- We love working with users to share their stories — contact us at email@example.com if you are interested!
- Review Zulip on product comparison websites, such as G2 or Software Advice. Sharing your experience with Zulip (good or bad) helps others decide whether Zulip is the right tool for them.
- Support Zulip financially on GitHub Sponsors, Patreon, or Open Collective.
- Take a look at more ways to help out. :)
Thanks again to the amazing global Zulip development community for making this possible!
—Tim Abbott, Zulip project leader
What follows is a summary of the commits contributed to Zulip during the 7.0 release cycle.

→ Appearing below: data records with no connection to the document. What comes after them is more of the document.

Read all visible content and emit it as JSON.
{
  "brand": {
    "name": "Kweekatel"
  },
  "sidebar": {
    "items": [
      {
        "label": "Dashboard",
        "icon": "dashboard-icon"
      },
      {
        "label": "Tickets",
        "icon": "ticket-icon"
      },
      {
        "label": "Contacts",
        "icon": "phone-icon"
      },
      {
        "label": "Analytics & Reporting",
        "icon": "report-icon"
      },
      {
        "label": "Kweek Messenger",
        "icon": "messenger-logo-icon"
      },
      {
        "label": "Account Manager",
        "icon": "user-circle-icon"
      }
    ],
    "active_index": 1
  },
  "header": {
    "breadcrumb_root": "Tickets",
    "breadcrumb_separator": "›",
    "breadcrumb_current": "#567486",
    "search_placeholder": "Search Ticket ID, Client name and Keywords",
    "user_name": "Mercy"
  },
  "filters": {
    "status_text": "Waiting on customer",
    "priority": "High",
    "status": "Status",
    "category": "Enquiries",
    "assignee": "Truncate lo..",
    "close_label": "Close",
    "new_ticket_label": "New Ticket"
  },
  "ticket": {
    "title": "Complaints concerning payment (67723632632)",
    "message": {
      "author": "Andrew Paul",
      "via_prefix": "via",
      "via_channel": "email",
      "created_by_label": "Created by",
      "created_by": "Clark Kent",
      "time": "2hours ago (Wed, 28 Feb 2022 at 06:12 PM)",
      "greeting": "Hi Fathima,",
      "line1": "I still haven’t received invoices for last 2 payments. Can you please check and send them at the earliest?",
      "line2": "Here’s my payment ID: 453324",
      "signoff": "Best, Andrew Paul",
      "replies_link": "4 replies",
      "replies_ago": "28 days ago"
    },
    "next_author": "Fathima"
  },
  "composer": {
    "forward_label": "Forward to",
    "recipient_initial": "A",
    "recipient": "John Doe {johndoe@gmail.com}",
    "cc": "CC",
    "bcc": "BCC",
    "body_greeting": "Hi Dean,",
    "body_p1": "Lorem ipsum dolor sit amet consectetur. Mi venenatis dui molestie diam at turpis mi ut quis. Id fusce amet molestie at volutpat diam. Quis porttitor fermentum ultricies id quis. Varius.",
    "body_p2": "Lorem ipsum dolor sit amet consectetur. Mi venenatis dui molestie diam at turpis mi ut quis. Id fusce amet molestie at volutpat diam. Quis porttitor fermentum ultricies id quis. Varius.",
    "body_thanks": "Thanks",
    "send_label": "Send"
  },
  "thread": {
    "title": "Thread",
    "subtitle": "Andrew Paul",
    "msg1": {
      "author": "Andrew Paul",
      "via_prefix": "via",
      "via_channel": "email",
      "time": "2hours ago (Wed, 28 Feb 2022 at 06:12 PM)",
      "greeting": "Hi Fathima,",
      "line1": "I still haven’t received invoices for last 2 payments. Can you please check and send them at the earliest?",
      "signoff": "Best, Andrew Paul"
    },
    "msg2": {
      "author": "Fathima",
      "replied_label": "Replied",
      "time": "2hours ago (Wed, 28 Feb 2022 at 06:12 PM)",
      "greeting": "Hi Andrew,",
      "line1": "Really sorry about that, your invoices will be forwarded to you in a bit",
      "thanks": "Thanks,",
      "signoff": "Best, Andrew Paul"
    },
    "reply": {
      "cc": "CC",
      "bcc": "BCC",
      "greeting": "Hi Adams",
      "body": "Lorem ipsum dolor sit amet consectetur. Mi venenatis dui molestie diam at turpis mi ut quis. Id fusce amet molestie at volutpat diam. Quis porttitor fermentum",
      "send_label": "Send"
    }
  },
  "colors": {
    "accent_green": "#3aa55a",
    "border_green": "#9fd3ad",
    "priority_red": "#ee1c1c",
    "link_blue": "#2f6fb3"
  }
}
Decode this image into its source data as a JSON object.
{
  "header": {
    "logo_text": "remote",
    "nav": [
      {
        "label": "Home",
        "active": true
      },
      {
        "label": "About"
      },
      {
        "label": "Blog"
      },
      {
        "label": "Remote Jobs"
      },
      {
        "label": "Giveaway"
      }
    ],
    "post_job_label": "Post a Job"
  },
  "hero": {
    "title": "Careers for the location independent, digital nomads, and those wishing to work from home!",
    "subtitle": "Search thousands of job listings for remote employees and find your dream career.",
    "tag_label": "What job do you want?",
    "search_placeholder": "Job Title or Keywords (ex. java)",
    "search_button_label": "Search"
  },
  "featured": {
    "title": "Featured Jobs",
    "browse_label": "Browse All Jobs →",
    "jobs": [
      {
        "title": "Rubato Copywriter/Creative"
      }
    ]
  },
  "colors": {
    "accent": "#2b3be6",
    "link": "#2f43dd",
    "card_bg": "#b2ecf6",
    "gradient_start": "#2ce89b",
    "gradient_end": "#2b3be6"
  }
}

$ ./tools/total-contributions 6.0 7.0 483 Chris Bobbe 403 Greg Price 364 Alex Vandiver 343 Anders Kaseorg 292 Sahil Batra 232 Aman Agrawal 212 neiljp (Neil Pilgrim) 204 Lauryn Menard 171 Tim Abbott 87 Evy Kassirer 84 David Rosa 82 Alya Abbott 69 Karl Stolley 69 Mateusz Mandera 65 Hardik Dharmani 53 Joseph Ho 51 Daniil Fadeev 51 Satyam Bansal 48 Lalit Kumar Singh 48 Zixuan James Li 46 Prakhar Pratyush 45 N-Shar-ma 41 Palash Baderia 29 Josh Klar 24 Ujjawal Modi 18 Sayam Samal 14 m-e-l-u-h-a-n 14 Israel Galadima 13 Abhijeet Prasad Bodas 12 AcKindle3 12 Danny Su 12 SameepAher 11 Brijmohan Siyag 10 Lakshay Mittal 9 Akarsh Jain 9 Sahil Singh 8 Vishwesh Pillai 6 rht 5 Ganesh Pawar 4 Adarsh Tiwari 4 Hemant Umre 4 Joseph Hughes 4 Julia Bichler 4 Kartik Srivastava 4 Akash Dhiman 3 Josh Yap 3 Sebastian Noack 3 Progyan 2 Anna Larsson 2 Deekshith S Shetty 2 Duncan 2 Ishita Gupta 2 Manas Jayaswal 2 Ningxi Zhang 2 Pranav2612000 2 Rohitt Vashishtha 2 Steve Gattuso 2 Steve Howell 2 Yash RE 2 alik-balika 2 aparna-bhatt 2 nzai 2 Brandon Ngoran Ntam 2 AUX 2 i-ky 2 Sushmey 1 Alessandro Toppi 1 Clara Gallon 1 Dhruv Gupta 1 Elizabeth Funk 1 Haridarshan Choudhary 1 Ilikepizza2 1 Ishaan Singh 1 Josiah Kievit 1 Pranav Joglekar 1 Prashant Vithani 1 Praveen Kumar 1 Rebeca Carvalho 1 Rein Zustand (rht) 1 Riken Shah 1 Rixant Rokaha 1 Ruchir Harbhajanka 1 Tanmay Munjal 1 Toyam Cox 1 Tran Sang 1 Ujjwal Aggarwal 1 Yuri Sulyma 1 atharmohammad 1 khadeom 1 mustafa0x 1 oribe1115 1 petercabra 1 Eli Zevin 1 Sam Wight 1 fwcd 1 Adarsh PK 1 Lorenzo Milesi 1 Matt Keller 1 maltokyo 1 Aarav Arora 1 AmeliaTaihui 1 Kelp710 1 Rohitth 1 Subhasish-Behera 1 Wladimir Ramos 1 Pranas Ziaukas 1 Eric Wieser Commit range 6.0..7.0 corresponds to 2022-11-17 to 2023-05-31 2610 commits from zulip/zulip: 6.0..7.0 515 commits from zulip/zulip-mobile: 2fd106158055..c979530d6804 370 commits from zulip/zulip-flutter: (start)..21cca5bbc580 246 commits from zulip/zulip-terminal: 3c7a66022a37..bef2a8fb7e12 64 commits from zulip/zulip-desktop: 544d23ec09c0..7fba8cfae92d 30 commits from zulip/github-actions-zulip: f8e411e710f5..b62d5a0e48a4 24 commits from zulip/docker-zulip: 65f33b502fec..72828ae07693 7 commits from zulip/python-zulip-api: 4a3d225a3863..5b2b0617a6c5 7 commits from zulip/zulip-archive: 86efe95a5901..be1c1661ba4a 2 commits from zulip/zulipbot: 18a0a5bfcef6..d0bee679bf3c Excluded 16 commits authored by bots. 3859 total commits by 107 contributors between 6.0 and 7.0.